WHAT IS REQUIRED » Repeat the records below exactly. Omit the pictures.

==== PROVIDED MATERIAL

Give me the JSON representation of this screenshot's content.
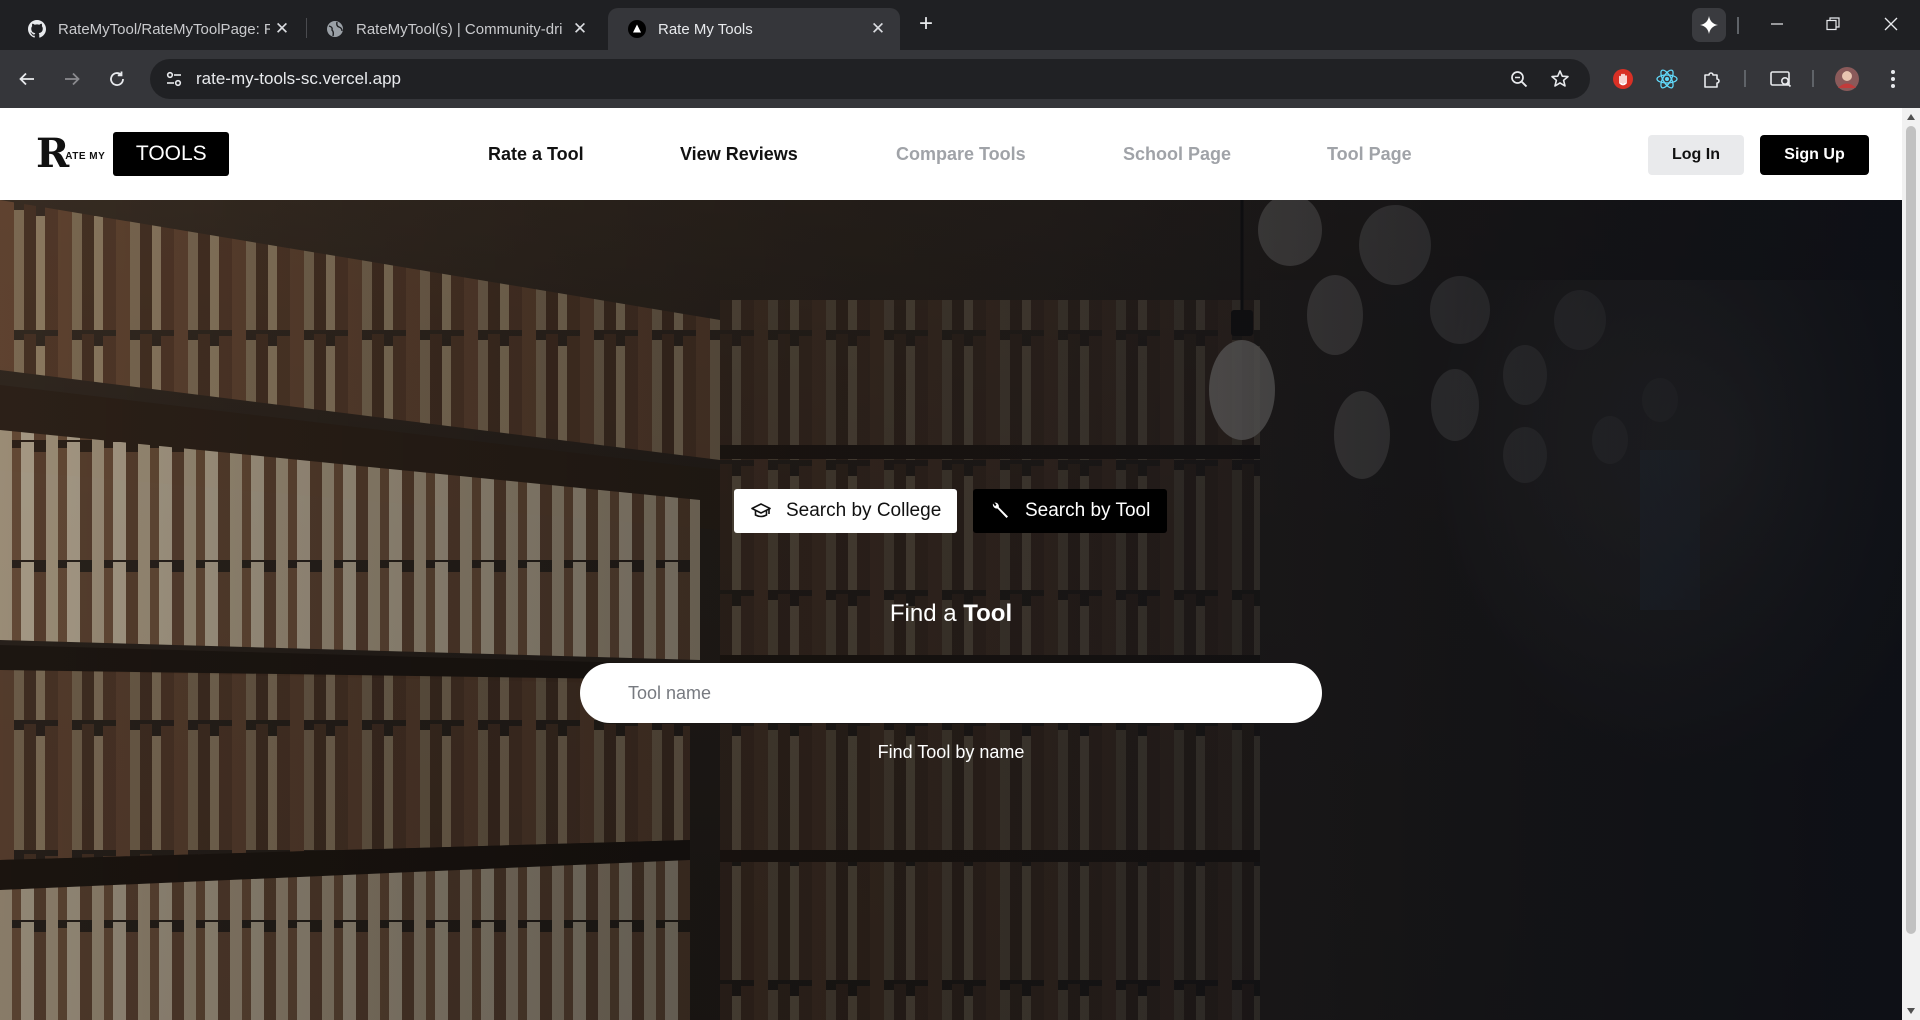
{
  "browser": {
    "tabs": [
      {
        "title": "RateMyTool/RateMyToolPage: R",
        "icon": "github-icon",
        "active": false
      },
      {
        "title": "RateMyTool(s) | Community-dri",
        "icon": "globe-icon",
        "active": false
      },
      {
        "title": "Rate My Tools",
        "icon": "vercel-triangle-icon",
        "active": true
      }
    ],
    "close_glyph": "✕",
    "new_tab_glyph": "+",
    "url": "rate-my-tools-sc.vercel.app"
  },
  "site": {
    "logo": {
      "r": "R",
      "ate_my": "ATE MY",
      "tools": "TOOLS"
    },
    "nav": {
      "rate_a_tool": "Rate a Tool",
      "view_reviews": "View Reviews",
      "compare_tools": "Compare Tools",
      "school_page": "School Page",
      "tool_page": "Tool Page"
    },
    "auth": {
      "login": "Log In",
      "signup": "Sign Up"
    }
  },
  "hero": {
    "search_by_college": "Search by College",
    "search_by_tool": "Search by Tool",
    "selected_mode": "Search by Tool",
    "find_a": "Find a",
    "find_target": "Tool",
    "input_placeholder": "Tool name",
    "input_value": "",
    "find_caption": "Find Tool by name"
  },
  "colors": {
    "nav_active": "#111111",
    "nav_inactive": "#a0a3a8",
    "primary_button": "#000000",
    "secondary_button": "#e9eaec"
  }
}
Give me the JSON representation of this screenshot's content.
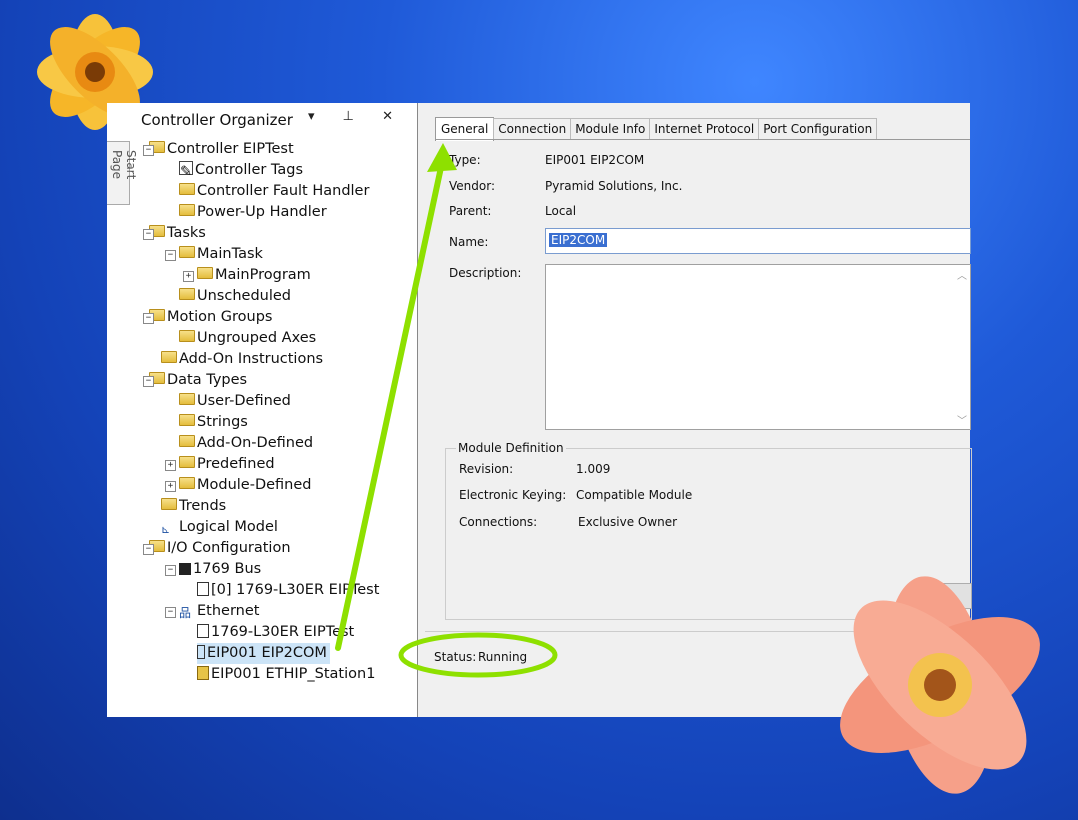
{
  "organizer": {
    "title": "Controller Organizer",
    "controls": "▾ ⊥ ✕",
    "side_tab": "Start Page",
    "tree": [
      {
        "label": "Controller EIPTest"
      },
      {
        "label": "Controller Tags"
      },
      {
        "label": "Controller Fault Handler"
      },
      {
        "label": "Power-Up Handler"
      },
      {
        "label": "Tasks"
      },
      {
        "label": "MainTask"
      },
      {
        "label": "MainProgram"
      },
      {
        "label": "Unscheduled"
      },
      {
        "label": "Motion Groups"
      },
      {
        "label": "Ungrouped Axes"
      },
      {
        "label": "Add-On Instructions"
      },
      {
        "label": "Data Types"
      },
      {
        "label": "User-Defined"
      },
      {
        "label": "Strings"
      },
      {
        "label": "Add-On-Defined"
      },
      {
        "label": "Predefined"
      },
      {
        "label": "Module-Defined"
      },
      {
        "label": "Trends"
      },
      {
        "label": "Logical Model"
      },
      {
        "label": "I/O Configuration"
      },
      {
        "label": "1769 Bus"
      },
      {
        "label": "[0] 1769-L30ER EIPTest"
      },
      {
        "label": "Ethernet"
      },
      {
        "label": "1769-L30ER EIPTest"
      },
      {
        "label": "EIP001 EIP2COM"
      },
      {
        "label": "EIP001 ETHIP_Station1"
      }
    ]
  },
  "props": {
    "tabs": [
      "General",
      "Connection",
      "Module Info",
      "Internet Protocol",
      "Port Configuration"
    ],
    "type_label": "Type:",
    "type_value": "EIP001 EIP2COM",
    "vendor_label": "Vendor:",
    "vendor_value": "Pyramid Solutions, Inc.",
    "parent_label": "Parent:",
    "parent_value": "Local",
    "name_label": "Name:",
    "name_value": "EIP2COM",
    "description_label": "Description:",
    "module_definition": {
      "title": "Module Definition",
      "revision_label": "Revision:",
      "revision_value": "1.009",
      "keying_label": "Electronic Keying:",
      "keying_value": "Compatible Module",
      "connections_label": "Connections:",
      "connections_value": "Exclusive Owner"
    },
    "status_label": "Status:",
    "status_value": "Running"
  },
  "annotation": {
    "arrow_color": "#8ee000",
    "ellipse_color": "#8ee000"
  }
}
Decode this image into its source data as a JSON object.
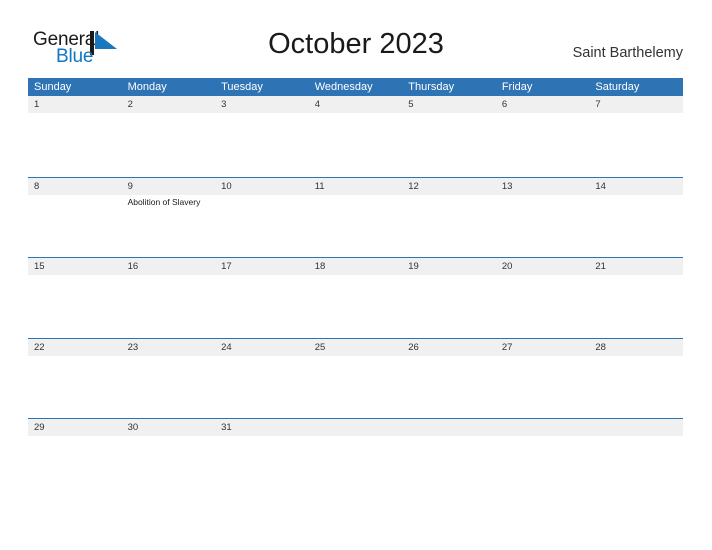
{
  "brand": {
    "name_part1": "General",
    "name_part2": "Blue",
    "mark_icon": "sail-triangle-icon",
    "dark_color": "#1a1a1a",
    "blue_color": "#1077c3"
  },
  "header": {
    "title": "October 2023",
    "region": "Saint Barthelemy"
  },
  "theme": {
    "header_blue": "#2e74b5",
    "day_band_gray": "#f0f0f0",
    "row_rule_blue": "#2e74b5",
    "text_dark": "#333333"
  },
  "calendar": {
    "weekdays": [
      "Sunday",
      "Monday",
      "Tuesday",
      "Wednesday",
      "Thursday",
      "Friday",
      "Saturday"
    ],
    "weeks": [
      {
        "days": [
          {
            "num": "1",
            "events": []
          },
          {
            "num": "2",
            "events": []
          },
          {
            "num": "3",
            "events": []
          },
          {
            "num": "4",
            "events": []
          },
          {
            "num": "5",
            "events": []
          },
          {
            "num": "6",
            "events": []
          },
          {
            "num": "7",
            "events": []
          }
        ]
      },
      {
        "days": [
          {
            "num": "8",
            "events": []
          },
          {
            "num": "9",
            "events": [
              "Abolition of Slavery"
            ]
          },
          {
            "num": "10",
            "events": []
          },
          {
            "num": "11",
            "events": []
          },
          {
            "num": "12",
            "events": []
          },
          {
            "num": "13",
            "events": []
          },
          {
            "num": "14",
            "events": []
          }
        ]
      },
      {
        "days": [
          {
            "num": "15",
            "events": []
          },
          {
            "num": "16",
            "events": []
          },
          {
            "num": "17",
            "events": []
          },
          {
            "num": "18",
            "events": []
          },
          {
            "num": "19",
            "events": []
          },
          {
            "num": "20",
            "events": []
          },
          {
            "num": "21",
            "events": []
          }
        ]
      },
      {
        "days": [
          {
            "num": "22",
            "events": []
          },
          {
            "num": "23",
            "events": []
          },
          {
            "num": "24",
            "events": []
          },
          {
            "num": "25",
            "events": []
          },
          {
            "num": "26",
            "events": []
          },
          {
            "num": "27",
            "events": []
          },
          {
            "num": "28",
            "events": []
          }
        ]
      },
      {
        "days": [
          {
            "num": "29",
            "events": []
          },
          {
            "num": "30",
            "events": []
          },
          {
            "num": "31",
            "events": []
          },
          {
            "num": "",
            "events": []
          },
          {
            "num": "",
            "events": []
          },
          {
            "num": "",
            "events": []
          },
          {
            "num": "",
            "events": []
          }
        ]
      }
    ]
  }
}
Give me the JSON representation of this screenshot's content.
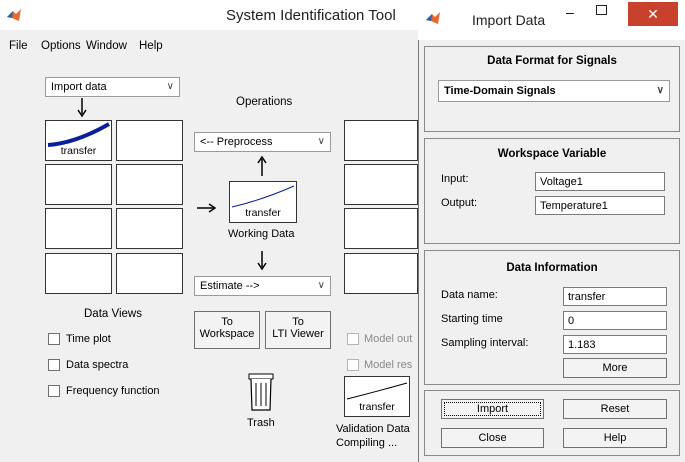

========

SOLVED EXERCISE »
Give me the JSON representation of this screenshot's content.
{
  "browser": {
    "tabs": [
      {
        "title": "RateMyTool/RateMyToolPage: R",
        "icon": "github-icon",
        "active": false
      },
      {
        "title": "RateMyTool(s) | Community-dri",
        "icon": "globe-icon",
        "active": false
      },
      {
        "title": "Rate My Tools",
        "icon": "vercel-triangle-icon",
        "active": true
      }
    ],
    "close_glyph": "✕",
    "new_tab_glyph": "+",
    "url": "rate-my-tools-sc.vercel.app"
  },
  "site": {
    "logo": {
      "r": "R",
      "ate_my": "ATE MY",
      "tools": "TOOLS"
    },
    "nav": {
      "rate_a_tool": "Rate a Tool",
      "view_reviews": "View Reviews",
      "compare_tools": "Compare Tools",
      "school_page": "School Page",
      "tool_page": "Tool Page"
    },
    "auth": {
      "login": "Log In",
      "signup": "Sign Up"
    }
  },
  "hero": {
    "search_by_college": "Search by College",
    "search_by_tool": "Search by Tool",
    "selected_mode": "Search by Tool",
    "find_a": "Find a",
    "find_target": "Tool",
    "input_placeholder": "Tool name",
    "input_value": "",
    "find_caption": "Find Tool by name"
  },
  "colors": {
    "nav_active": "#111111",
    "nav_inactive": "#a0a3a8",
    "primary_button": "#000000",
    "secondary_button": "#e9eaec"
  }
}
Give me the JSON representation of this screenshot's content.
{
  "organizer": {
    "title": "Controller Organizer",
    "controls": "▾ ⊥ ✕",
    "side_tab": "Start Page",
    "tree": [
      {
        "label": "Controller EIPTest"
      },
      {
        "label": "Controller Tags"
      },
      {
        "label": "Controller Fault Handler"
      },
      {
        "label": "Power-Up Handler"
      },
      {
        "label": "Tasks"
      },
      {
        "label": "MainTask"
      },
      {
        "label": "MainProgram"
      },
      {
        "label": "Unscheduled"
      },
      {
        "label": "Motion Groups"
      },
      {
        "label": "Ungrouped Axes"
      },
      {
        "label": "Add-On Instructions"
      },
      {
        "label": "Data Types"
      },
      {
        "label": "User-Defined"
      },
      {
        "label": "Strings"
      },
      {
        "label": "Add-On-Defined"
      },
      {
        "label": "Predefined"
      },
      {
        "label": "Module-Defined"
      },
      {
        "label": "Trends"
      },
      {
        "label": "Logical Model"
      },
      {
        "label": "I/O Configuration"
      },
      {
        "label": "1769 Bus"
      },
      {
        "label": "[0] 1769-L30ER EIPTest"
      },
      {
        "label": "Ethernet"
      },
      {
        "label": "1769-L30ER EIPTest"
      },
      {
        "label": "EIP001 EIP2COM"
      },
      {
        "label": "EIP001 ETHIP_Station1"
      }
    ]
  },
  "props": {
    "tabs": [
      "General",
      "Connection",
      "Module Info",
      "Internet Protocol",
      "Port Configuration"
    ],
    "type_label": "Type:",
    "type_value": "EIP001 EIP2COM",
    "vendor_label": "Vendor:",
    "vendor_value": "Pyramid Solutions, Inc.",
    "parent_label": "Parent:",
    "parent_value": "Local",
    "name_label": "Name:",
    "name_value": "EIP2COM",
    "description_label": "Description:",
    "module_definition": {
      "title": "Module Definition",
      "revision_label": "Revision:",
      "revision_value": "1.009",
      "keying_label": "Electronic Keying:",
      "keying_value": "Compatible Module",
      "connections_label": "Connections:",
      "connections_value": "Exclusive Owner"
    },
    "status_label": "Status:",
    "status_value": "Running"
  },
  "annotation": {
    "arrow_color": "#8ee000",
    "ellipse_color": "#8ee000"
  }
}
Decode this image into its source data as a JSON object.
{
  "brand": {
    "name_part1": "General",
    "name_part2": "Blue",
    "mark_icon": "sail-triangle-icon",
    "dark_color": "#1a1a1a",
    "blue_color": "#1077c3"
  },
  "header": {
    "title": "October 2023",
    "region": "Saint Barthelemy"
  },
  "theme": {
    "header_blue": "#2e74b5",
    "day_band_gray": "#f0f0f0",
    "row_rule_blue": "#2e74b5",
    "text_dark": "#333333"
  },
  "calendar": {
    "weekdays": [
      "Sunday",
      "Monday",
      "Tuesday",
      "Wednesday",
      "Thursday",
      "Friday",
      "Saturday"
    ],
    "weeks": [
      {
        "days": [
          {
            "num": "1",
            "events": []
          },
          {
            "num": "2",
            "events": []
          },
          {
            "num": "3",
            "events": []
          },
          {
            "num": "4",
            "events": []
          },
          {
            "num": "5",
            "events": []
          },
          {
            "num": "6",
            "events": []
          },
          {
            "num": "7",
            "events": []
          }
        ]
      },
      {
        "days": [
          {
            "num": "8",
            "events": []
          },
          {
            "num": "9",
            "events": [
              "Abolition of Slavery"
            ]
          },
          {
            "num": "10",
            "events": []
          },
          {
            "num": "11",
            "events": []
          },
          {
            "num": "12",
            "events": []
          },
          {
            "num": "13",
            "events": []
          },
          {
            "num": "14",
            "events": []
          }
        ]
      },
      {
        "days": [
          {
            "num": "15",
            "events": []
          },
          {
            "num": "16",
            "events": []
          },
          {
            "num": "17",
            "events": []
          },
          {
            "num": "18",
            "events": []
          },
          {
            "num": "19",
            "events": []
          },
          {
            "num": "20",
            "events": []
          },
          {
            "num": "21",
            "events": []
          }
        ]
      },
      {
        "days": [
          {
            "num": "22",
            "events": []
          },
          {
            "num": "23",
            "events": []
          },
          {
            "num": "24",
            "events": []
          },
          {
            "num": "25",
            "events": []
          },
          {
            "num": "26",
            "events": []
          },
          {
            "num": "27",
            "events": []
          },
          {
            "num": "28",
            "events": []
          }
        ]
      },
      {
        "days": [
          {
            "num": "29",
            "events": []
          },
          {
            "num": "30",
            "events": []
          },
          {
            "num": "31",
            "events": []
          },
          {
            "num": "",
            "events": []
          },
          {
            "num": "",
            "events": []
          },
          {
            "num": "",
            "events": []
          },
          {
            "num": "",
            "events": []
          }
        ]
      }
    ]
  }
}
Give me the JSON representation of this screenshot's content.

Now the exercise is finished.